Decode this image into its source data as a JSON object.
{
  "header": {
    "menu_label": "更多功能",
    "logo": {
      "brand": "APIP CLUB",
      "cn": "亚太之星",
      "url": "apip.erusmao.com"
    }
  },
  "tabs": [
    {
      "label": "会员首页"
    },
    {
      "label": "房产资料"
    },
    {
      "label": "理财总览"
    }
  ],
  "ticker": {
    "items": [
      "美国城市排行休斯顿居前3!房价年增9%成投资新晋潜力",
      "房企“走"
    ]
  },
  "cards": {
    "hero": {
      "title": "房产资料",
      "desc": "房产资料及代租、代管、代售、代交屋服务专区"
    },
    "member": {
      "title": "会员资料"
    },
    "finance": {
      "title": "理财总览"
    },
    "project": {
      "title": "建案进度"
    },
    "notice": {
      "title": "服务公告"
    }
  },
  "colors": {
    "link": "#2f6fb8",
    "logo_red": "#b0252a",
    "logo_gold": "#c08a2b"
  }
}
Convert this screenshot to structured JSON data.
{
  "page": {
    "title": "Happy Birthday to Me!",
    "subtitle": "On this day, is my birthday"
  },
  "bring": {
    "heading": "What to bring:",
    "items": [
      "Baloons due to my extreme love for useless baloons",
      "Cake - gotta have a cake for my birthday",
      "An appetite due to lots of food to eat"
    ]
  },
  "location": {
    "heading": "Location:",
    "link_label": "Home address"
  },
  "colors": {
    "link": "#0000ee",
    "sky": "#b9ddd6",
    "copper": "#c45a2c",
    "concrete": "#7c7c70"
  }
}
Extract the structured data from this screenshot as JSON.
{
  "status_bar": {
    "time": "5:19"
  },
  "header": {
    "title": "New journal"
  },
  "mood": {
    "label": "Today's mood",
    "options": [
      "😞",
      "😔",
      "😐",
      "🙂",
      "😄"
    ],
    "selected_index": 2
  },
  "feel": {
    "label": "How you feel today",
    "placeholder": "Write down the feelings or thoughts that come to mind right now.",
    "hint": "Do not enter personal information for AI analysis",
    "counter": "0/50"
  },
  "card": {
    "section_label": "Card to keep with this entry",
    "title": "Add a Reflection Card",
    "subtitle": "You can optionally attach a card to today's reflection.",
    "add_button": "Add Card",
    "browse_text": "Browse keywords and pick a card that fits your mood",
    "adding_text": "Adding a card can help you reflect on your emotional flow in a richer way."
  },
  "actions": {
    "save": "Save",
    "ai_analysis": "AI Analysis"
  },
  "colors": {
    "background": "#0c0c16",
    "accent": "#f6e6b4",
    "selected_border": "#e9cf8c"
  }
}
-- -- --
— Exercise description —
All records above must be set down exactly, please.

— The answer —
Decode this image into its source data as a JSON object.
{
  "header": {
    "menu_label": "更多功能",
    "logo": {
      "brand": "APIP CLUB",
      "cn": "亚太之星",
      "url": "apip.erusmao.com"
    }
  },
  "tabs": [
    {
      "label": "会员首页"
    },
    {
      "label": "房产资料"
    },
    {
      "label": "理财总览"
    }
  ],
  "ticker": {
    "items": [
      "美国城市排行休斯顿居前3!房价年增9%成投资新晋潜力",
      "房企“走"
    ]
  },
  "cards": {
    "hero": {
      "title": "房产资料",
      "desc": "房产资料及代租、代管、代售、代交屋服务专区"
    },
    "member": {
      "title": "会员资料"
    },
    "finance": {
      "title": "理财总览"
    },
    "project": {
      "title": "建案进度"
    },
    "notice": {
      "title": "服务公告"
    }
  },
  "colors": {
    "link": "#2f6fb8",
    "logo_red": "#b0252a",
    "logo_gold": "#c08a2b"
  }
}
Convert this screenshot to structured JSON data.
{
  "page": {
    "title": "Happy Birthday to Me!",
    "subtitle": "On this day, is my birthday"
  },
  "bring": {
    "heading": "What to bring:",
    "items": [
      "Baloons due to my extreme love for useless baloons",
      "Cake - gotta have a cake for my birthday",
      "An appetite due to lots of food to eat"
    ]
  },
  "location": {
    "heading": "Location:",
    "link_label": "Home address"
  },
  "colors": {
    "link": "#0000ee",
    "sky": "#b9ddd6",
    "copper": "#c45a2c",
    "concrete": "#7c7c70"
  }
}
Extract the structured data from this screenshot as JSON.
{
  "status_bar": {
    "time": "5:19"
  },
  "header": {
    "title": "New journal"
  },
  "mood": {
    "label": "Today's mood",
    "options": [
      "😞",
      "😔",
      "😐",
      "🙂",
      "😄"
    ],
    "selected_index": 2
  },
  "feel": {
    "label": "How you feel today",
    "placeholder": "Write down the feelings or thoughts that come to mind right now.",
    "hint": "Do not enter personal information for AI analysis",
    "counter": "0/50"
  },
  "card": {
    "section_label": "Card to keep with this entry",
    "title": "Add a Reflection Card",
    "subtitle": "You can optionally attach a card to today's reflection.",
    "add_button": "Add Card",
    "browse_text": "Browse keywords and pick a card that fits your mood",
    "adding_text": "Adding a card can help you reflect on your emotional flow in a richer way."
  },
  "actions": {
    "save": "Save",
    "ai_analysis": "AI Analysis"
  },
  "colors": {
    "background": "#0c0c16",
    "accent": "#f6e6b4",
    "selected_border": "#e9cf8c"
  }
}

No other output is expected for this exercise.